> **EXERCISE**: Keep every line in which "patinoire" occurs and drop the rest of the data.

┄┄┄┄┄┄┄┄┄┄

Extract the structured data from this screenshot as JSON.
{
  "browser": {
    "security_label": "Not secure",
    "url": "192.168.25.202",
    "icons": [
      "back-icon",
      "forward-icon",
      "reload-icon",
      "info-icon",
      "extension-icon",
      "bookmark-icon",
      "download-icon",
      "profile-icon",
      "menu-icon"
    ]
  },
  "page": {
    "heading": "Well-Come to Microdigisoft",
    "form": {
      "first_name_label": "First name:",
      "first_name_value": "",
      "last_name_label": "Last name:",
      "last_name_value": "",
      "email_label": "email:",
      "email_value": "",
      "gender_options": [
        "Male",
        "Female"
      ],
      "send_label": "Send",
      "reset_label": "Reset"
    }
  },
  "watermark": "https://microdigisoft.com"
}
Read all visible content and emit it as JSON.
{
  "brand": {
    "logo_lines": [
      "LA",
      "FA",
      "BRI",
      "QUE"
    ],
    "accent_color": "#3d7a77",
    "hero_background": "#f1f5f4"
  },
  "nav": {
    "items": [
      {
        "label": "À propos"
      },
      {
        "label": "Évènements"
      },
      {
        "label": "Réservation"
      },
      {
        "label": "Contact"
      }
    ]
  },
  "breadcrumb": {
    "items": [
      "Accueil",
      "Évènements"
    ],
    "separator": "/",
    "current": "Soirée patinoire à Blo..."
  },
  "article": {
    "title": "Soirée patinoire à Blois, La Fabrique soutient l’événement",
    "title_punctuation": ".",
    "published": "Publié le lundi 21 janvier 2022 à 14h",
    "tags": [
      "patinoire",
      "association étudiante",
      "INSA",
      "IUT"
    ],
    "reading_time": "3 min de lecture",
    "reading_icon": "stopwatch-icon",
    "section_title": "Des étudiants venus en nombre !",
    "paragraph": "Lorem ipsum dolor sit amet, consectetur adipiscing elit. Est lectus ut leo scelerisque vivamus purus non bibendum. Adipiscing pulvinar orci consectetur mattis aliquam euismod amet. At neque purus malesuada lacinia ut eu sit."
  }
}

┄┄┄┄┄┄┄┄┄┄

> **SOLUTION TO THIS PROBLEM**:
    "current": "Soirée patinoire à Blo..."
    "title": "Soirée patinoire à Blois, La Fabrique soutient l’événement",
      "patinoire",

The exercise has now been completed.